# What the task asks:
The answer must be every line of the data that holds the word "icon".

# Data records:

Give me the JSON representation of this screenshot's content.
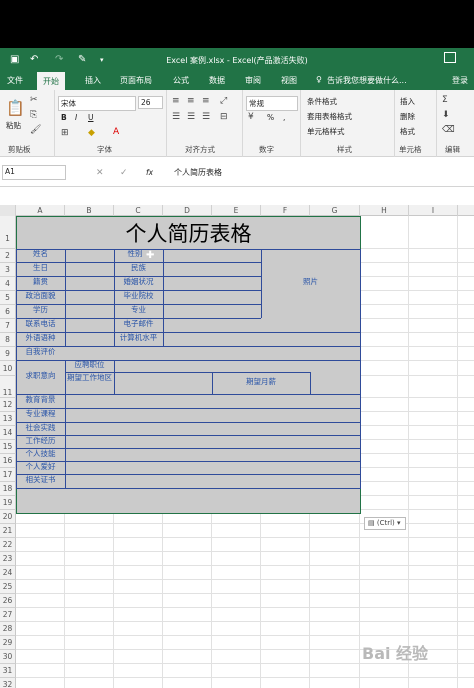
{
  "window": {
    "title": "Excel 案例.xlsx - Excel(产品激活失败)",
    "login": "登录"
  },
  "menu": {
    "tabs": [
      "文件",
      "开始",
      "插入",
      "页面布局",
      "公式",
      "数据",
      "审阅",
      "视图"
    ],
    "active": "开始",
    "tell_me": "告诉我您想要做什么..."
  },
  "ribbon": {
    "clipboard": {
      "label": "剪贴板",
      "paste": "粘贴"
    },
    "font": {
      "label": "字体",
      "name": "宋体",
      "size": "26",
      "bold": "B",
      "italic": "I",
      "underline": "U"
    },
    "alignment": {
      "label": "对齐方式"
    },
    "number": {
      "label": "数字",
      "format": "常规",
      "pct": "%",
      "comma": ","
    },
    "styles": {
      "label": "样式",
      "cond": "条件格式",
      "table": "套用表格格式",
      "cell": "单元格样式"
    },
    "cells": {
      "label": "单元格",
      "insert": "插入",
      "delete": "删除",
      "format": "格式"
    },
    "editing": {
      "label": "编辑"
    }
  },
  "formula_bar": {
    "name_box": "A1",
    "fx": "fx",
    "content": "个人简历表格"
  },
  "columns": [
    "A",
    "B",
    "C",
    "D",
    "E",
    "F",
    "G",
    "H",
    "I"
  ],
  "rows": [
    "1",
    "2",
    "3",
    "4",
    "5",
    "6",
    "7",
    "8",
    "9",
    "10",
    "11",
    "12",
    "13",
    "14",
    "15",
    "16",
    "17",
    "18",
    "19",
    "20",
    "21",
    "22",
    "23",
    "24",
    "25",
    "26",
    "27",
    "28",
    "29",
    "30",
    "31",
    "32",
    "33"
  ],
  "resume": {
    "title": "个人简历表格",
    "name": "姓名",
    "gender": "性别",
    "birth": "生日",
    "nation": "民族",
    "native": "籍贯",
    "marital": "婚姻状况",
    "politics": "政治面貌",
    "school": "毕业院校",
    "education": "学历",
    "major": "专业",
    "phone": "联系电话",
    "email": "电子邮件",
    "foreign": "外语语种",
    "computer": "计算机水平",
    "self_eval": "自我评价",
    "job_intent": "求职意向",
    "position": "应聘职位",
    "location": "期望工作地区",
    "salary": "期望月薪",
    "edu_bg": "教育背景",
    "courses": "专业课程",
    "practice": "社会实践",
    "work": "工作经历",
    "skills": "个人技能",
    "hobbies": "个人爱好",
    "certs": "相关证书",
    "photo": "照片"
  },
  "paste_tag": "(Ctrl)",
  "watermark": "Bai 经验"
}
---
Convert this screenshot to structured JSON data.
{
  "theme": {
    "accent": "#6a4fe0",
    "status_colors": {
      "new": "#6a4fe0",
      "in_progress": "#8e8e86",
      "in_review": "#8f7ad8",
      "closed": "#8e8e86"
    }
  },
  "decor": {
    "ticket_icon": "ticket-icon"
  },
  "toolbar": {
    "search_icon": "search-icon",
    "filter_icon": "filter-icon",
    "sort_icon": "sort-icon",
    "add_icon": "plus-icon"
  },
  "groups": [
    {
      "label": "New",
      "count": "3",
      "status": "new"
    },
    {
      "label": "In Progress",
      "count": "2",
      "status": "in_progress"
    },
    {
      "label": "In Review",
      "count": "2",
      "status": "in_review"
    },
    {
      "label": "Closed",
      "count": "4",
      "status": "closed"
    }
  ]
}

# Solution to this task:
    "ticket_icon": "ticket-icon"
    "search_icon": "search-icon",
    "filter_icon": "filter-icon",
    "sort_icon": "sort-icon",
    "add_icon": "plus-icon"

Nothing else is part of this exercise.